=== Dataset entries ===
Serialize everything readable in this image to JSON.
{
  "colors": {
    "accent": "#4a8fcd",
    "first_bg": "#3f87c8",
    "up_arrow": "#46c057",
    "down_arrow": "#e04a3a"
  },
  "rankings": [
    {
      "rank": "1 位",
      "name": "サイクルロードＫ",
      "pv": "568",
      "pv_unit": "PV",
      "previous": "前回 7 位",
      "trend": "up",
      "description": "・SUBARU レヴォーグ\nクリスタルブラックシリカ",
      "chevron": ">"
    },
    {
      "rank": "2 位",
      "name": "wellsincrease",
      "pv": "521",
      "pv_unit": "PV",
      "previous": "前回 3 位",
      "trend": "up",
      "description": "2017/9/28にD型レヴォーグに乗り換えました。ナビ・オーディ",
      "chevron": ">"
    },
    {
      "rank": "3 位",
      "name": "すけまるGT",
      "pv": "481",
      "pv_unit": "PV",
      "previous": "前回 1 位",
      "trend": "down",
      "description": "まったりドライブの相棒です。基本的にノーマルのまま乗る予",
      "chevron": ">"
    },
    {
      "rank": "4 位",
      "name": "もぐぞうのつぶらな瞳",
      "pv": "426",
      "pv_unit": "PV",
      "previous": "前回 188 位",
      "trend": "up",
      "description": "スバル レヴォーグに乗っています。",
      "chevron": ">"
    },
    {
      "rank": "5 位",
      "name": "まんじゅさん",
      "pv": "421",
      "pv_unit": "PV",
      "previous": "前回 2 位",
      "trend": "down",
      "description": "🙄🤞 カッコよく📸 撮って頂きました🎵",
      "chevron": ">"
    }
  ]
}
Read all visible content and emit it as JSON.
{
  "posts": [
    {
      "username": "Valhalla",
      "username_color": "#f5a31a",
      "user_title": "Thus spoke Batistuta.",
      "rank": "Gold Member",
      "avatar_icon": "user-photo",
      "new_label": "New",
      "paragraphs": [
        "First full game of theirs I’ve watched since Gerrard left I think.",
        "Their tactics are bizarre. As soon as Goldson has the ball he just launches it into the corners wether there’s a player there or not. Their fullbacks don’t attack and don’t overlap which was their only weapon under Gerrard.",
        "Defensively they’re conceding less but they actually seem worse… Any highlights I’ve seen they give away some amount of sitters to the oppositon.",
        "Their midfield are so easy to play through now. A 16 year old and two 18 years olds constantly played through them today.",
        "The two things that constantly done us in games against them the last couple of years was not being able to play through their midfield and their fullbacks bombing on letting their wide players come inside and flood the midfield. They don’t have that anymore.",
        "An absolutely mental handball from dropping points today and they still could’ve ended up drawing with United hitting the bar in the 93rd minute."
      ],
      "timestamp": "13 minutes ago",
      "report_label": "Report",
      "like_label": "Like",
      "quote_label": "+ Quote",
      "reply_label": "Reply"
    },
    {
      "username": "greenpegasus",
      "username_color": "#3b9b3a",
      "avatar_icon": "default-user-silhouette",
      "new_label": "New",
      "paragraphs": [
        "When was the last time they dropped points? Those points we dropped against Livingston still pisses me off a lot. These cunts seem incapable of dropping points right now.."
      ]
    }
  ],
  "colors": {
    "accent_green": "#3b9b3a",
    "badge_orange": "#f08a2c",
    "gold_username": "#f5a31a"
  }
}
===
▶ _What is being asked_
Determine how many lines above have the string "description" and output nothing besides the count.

▶ _Reply to the exercise_
5